In mammals, cobalt-deficient diets can cause reproductive output to be significantly reduced. Over-exposure of water-soluble cobalt salts has also been found to cause damage in the testicular tissue of male rats and mice.

Exposure to cobalt can occur through oral and inhalation routes. Mammals, including humans, are exposed to natural sources of cobalt in their food, water and atmosphere. In addition to naturally occurring forms of cobalt in the environment, cobalt substances are present in certain occupational settings where cobalt is produced or utilised.

Cobalt deficiency

Cobalt in the chemically distinct form of Vitamin B12 is essential for humans and many non-ruminant mammals. Ruminant domestic mammals, such as cattle, sheep and goats, but also many wild animals (deer, moose, elk, and giraffes, for example) require the cobalt ion as an essential trace element. Cobalt is needed for many aspects of their metabolism, for example the formation of new red blood cells, as well as for their reproductive health. It is common agricultural and veterinary practice to provide cobalt salt supplements to ensure sufficient amounts of cobalt ion for animal growth and good health. Doses of cobalt in diets that are too low (deficient) or too high (over-exposure) have both been reported to have harmful effects. Cobalt-deficient diets are associated with a “wasting disease” in farm ruminants, deer, elk and moose where the animals fail to thrive and their reproductive output is significantly decreased.

Elks grazing
Ruminant mammals require the cobalt ion as an essential trace element

Cobalt over-exposure

Over-exposure to water-soluble cobalt salts (and thus the cobalt ion) has been shown to cause damage to testicular tissue in male rats and mice. The effects are reported by oral exposure to high doses of cobalt chloride and by inhalation exposure to high concentrations of cobalt sulfate and cobalt metal. These studies also reported that sperm number and motility were affected, and at the highest doses tested, fertility in male mice was reduced (as measured by the percentage of fertilised ova).

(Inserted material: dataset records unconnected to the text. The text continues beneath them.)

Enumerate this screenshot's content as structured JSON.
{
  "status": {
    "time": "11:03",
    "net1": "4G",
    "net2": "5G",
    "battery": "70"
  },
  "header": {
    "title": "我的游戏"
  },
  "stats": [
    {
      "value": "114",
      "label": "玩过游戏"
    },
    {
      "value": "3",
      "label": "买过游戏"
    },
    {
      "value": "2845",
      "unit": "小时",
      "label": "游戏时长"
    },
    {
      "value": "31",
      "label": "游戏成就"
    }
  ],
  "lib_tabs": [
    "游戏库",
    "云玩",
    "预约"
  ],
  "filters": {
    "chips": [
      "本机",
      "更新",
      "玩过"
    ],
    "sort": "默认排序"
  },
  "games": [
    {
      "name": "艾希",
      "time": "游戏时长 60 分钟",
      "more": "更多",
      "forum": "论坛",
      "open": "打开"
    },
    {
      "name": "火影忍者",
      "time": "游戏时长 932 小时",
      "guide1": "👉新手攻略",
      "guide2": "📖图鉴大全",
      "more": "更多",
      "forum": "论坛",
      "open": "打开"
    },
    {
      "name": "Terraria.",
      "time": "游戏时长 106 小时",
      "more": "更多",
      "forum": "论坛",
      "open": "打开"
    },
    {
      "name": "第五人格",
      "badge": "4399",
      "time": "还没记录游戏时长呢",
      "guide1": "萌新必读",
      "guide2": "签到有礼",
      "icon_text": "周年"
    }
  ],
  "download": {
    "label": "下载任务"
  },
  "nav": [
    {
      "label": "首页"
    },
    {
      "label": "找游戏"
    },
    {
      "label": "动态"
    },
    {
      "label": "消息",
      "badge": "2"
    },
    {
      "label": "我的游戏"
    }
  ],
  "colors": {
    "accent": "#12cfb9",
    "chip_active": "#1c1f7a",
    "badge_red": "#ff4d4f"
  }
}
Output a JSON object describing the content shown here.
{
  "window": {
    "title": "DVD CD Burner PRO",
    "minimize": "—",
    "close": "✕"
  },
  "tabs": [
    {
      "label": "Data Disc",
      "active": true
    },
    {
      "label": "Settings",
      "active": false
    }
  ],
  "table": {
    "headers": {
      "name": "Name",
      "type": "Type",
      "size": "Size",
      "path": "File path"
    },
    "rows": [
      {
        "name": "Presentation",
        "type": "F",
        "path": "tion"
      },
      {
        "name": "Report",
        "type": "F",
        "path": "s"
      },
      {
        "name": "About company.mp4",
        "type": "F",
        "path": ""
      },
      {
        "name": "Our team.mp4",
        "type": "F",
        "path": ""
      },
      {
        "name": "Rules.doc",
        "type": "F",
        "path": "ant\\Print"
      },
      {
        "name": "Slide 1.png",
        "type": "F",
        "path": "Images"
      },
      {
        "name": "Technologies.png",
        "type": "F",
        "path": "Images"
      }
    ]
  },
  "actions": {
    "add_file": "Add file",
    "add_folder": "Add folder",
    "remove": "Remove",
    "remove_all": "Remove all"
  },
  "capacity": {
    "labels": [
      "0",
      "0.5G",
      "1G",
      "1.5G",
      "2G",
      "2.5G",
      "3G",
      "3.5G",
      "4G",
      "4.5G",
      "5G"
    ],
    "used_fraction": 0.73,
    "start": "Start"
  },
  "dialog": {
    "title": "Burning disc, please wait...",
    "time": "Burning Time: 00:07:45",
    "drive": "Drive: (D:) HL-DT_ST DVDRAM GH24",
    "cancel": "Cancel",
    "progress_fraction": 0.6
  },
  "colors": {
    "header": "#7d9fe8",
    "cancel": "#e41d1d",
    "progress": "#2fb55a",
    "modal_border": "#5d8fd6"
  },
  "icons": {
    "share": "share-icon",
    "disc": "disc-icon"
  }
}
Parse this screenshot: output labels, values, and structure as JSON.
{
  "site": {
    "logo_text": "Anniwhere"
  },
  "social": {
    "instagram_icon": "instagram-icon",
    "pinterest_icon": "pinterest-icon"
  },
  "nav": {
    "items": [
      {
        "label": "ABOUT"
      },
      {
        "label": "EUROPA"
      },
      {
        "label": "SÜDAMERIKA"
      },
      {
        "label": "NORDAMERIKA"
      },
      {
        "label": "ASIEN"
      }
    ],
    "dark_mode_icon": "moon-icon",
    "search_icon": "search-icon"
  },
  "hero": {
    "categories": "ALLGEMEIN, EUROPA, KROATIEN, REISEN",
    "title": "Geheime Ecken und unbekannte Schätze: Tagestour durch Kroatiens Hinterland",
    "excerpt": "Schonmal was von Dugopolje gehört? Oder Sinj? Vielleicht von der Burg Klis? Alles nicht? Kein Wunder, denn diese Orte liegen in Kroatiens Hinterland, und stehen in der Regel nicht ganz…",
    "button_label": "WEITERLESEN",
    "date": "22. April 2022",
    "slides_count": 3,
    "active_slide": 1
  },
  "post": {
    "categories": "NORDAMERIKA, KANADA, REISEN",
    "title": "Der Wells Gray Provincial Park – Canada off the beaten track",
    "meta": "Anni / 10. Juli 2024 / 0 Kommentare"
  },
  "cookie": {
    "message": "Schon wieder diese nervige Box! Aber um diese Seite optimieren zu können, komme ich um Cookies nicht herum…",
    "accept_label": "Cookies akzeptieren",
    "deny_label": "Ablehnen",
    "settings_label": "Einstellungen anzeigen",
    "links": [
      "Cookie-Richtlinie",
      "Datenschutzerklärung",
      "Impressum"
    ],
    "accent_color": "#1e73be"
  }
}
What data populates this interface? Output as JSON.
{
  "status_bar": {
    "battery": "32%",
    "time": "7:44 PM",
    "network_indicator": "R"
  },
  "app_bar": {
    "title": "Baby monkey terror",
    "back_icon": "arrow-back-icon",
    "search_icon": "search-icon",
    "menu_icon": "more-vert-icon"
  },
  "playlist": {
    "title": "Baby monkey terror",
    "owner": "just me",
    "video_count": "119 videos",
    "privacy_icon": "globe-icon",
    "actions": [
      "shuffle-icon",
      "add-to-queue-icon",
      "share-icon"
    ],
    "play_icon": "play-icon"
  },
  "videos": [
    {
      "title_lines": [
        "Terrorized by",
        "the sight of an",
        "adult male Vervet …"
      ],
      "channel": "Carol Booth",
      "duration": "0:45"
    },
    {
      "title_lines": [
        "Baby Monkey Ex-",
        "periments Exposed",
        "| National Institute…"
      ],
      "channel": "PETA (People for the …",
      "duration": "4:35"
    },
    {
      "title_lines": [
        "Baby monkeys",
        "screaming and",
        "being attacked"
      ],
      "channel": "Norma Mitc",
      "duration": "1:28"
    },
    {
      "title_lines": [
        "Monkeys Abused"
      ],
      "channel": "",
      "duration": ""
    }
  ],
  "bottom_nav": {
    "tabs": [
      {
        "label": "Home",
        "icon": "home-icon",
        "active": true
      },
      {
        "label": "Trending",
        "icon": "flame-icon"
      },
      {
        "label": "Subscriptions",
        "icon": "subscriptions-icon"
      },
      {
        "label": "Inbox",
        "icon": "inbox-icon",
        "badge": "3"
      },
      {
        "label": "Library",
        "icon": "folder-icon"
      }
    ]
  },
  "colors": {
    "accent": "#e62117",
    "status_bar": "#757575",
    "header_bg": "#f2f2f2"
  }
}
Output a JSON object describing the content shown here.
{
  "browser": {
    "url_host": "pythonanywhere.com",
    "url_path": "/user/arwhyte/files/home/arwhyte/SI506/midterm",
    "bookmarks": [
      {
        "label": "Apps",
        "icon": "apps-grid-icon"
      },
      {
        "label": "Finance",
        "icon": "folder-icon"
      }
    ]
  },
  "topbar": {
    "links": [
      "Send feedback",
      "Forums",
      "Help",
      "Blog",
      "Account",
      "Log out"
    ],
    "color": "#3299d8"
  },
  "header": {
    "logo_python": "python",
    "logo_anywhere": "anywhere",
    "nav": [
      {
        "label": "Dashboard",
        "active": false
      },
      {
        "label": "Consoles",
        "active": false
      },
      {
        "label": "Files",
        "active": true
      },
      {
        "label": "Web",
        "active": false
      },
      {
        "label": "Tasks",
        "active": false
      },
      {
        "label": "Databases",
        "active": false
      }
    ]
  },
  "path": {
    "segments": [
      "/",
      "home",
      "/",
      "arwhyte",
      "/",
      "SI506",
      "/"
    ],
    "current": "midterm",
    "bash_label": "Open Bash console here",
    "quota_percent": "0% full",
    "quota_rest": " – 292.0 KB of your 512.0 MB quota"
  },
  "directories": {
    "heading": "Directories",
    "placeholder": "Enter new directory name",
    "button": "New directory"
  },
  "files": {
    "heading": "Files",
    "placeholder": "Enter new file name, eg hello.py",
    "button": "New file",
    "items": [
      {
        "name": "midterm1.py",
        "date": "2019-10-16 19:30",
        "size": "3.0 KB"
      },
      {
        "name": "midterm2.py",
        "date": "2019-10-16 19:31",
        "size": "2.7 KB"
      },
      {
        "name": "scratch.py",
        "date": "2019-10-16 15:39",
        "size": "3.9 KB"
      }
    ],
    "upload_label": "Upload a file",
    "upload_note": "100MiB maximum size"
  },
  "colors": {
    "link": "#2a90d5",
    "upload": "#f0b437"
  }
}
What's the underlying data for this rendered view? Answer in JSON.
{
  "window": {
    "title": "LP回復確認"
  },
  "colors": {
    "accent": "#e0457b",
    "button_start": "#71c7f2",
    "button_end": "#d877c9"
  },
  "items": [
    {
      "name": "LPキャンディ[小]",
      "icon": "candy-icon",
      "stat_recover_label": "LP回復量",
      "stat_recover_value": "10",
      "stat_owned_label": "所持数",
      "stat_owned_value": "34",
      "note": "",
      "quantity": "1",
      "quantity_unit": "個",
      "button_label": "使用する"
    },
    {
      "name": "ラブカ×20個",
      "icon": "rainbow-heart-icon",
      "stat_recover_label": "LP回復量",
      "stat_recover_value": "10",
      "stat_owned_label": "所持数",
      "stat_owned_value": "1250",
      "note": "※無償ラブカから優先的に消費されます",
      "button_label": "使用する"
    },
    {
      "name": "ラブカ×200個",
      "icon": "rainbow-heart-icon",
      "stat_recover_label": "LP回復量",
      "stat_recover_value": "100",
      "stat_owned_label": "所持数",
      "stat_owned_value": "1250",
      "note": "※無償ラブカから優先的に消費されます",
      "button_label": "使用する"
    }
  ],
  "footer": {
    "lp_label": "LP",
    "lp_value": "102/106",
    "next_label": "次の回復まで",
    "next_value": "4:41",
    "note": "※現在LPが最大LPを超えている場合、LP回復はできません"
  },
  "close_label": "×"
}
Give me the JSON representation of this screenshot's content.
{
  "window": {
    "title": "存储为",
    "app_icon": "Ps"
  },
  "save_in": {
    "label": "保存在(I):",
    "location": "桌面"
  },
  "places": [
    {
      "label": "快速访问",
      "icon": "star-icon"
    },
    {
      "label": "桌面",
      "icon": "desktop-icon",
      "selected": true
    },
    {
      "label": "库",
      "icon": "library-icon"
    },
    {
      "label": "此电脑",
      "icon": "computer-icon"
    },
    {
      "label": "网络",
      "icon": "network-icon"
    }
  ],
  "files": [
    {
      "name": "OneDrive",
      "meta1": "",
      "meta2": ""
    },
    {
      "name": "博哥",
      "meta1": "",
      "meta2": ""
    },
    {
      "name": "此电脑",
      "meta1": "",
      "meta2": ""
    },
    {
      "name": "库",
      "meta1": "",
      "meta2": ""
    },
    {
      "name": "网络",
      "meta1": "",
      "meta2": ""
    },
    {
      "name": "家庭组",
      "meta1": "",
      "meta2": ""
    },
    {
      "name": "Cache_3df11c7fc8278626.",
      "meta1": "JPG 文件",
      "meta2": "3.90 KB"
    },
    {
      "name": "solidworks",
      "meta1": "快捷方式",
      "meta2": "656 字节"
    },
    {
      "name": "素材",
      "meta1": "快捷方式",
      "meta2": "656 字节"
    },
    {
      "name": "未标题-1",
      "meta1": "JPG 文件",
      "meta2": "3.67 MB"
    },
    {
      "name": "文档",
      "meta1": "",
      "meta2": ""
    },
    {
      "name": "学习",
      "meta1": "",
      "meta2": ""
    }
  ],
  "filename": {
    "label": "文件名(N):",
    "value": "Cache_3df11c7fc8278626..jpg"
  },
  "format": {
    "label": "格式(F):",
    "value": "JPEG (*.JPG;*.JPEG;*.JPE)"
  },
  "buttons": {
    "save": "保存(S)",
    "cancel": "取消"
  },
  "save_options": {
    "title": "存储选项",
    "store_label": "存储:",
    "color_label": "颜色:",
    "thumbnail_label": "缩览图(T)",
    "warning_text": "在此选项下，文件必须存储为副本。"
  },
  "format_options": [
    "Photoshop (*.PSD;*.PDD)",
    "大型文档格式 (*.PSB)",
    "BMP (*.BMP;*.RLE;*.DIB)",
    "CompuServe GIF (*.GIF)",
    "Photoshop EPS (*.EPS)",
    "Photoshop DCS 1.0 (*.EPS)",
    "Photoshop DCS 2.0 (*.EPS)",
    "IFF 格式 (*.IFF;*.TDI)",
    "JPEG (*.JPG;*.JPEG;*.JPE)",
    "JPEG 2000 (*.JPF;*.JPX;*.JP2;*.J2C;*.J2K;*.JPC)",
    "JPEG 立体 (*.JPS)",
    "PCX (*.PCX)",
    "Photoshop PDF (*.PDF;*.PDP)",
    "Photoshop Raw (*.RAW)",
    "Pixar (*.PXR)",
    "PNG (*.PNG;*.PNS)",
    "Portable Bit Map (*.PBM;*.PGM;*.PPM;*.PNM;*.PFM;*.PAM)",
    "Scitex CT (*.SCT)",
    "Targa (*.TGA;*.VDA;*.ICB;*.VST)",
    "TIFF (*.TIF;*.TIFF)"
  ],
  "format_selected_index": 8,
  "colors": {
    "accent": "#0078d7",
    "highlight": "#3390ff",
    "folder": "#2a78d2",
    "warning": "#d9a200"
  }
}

These effects appear to occur at very high doses and in male mice and rats only. There are no studies with respect to the impact of cobalt on the human reproductive system, nor are there any data on female rats and mice. The cobalt industry has conducted several studies on rats, where the animals were exposed to the highly soluble cobalt dichloride, up to doses which significantly increased the cobalt levels in all tissues. These studies were conducted according to the highest scientific standards (following OECD guidelines, and “Good Laboratory Practice”). Reproductive parameters, such as a thorough examination of both male and female reproductive organs, and hormone levels in the blood, as well as the pre-natal development of rats were studied. No adverse effects were found on any reproductive or developmental parameters, neither in males, females, nor on offspring. Cobalt was taken up and absorbed by the body in those studies, as demonstrated by a significant increase in red blood cells in the exposed animals. This is a well-known effect of cobalt, and it was observed in the absence of any effect on development or fertility.

The question on cobalt’s effect on reproduction will be examined further by industry, in order to ensure that any potential harmful effect is recognised, and safe exposure levels can be set for humans, animals and the environment


This summary is intended to provide general information about the topic under consideration. It does not constitute a complete or comprehensive analysis, and reflects the state of knowledge and information at the time of its preparation. This summary should not be relied upon to treat or address health, environmental, or other conditions.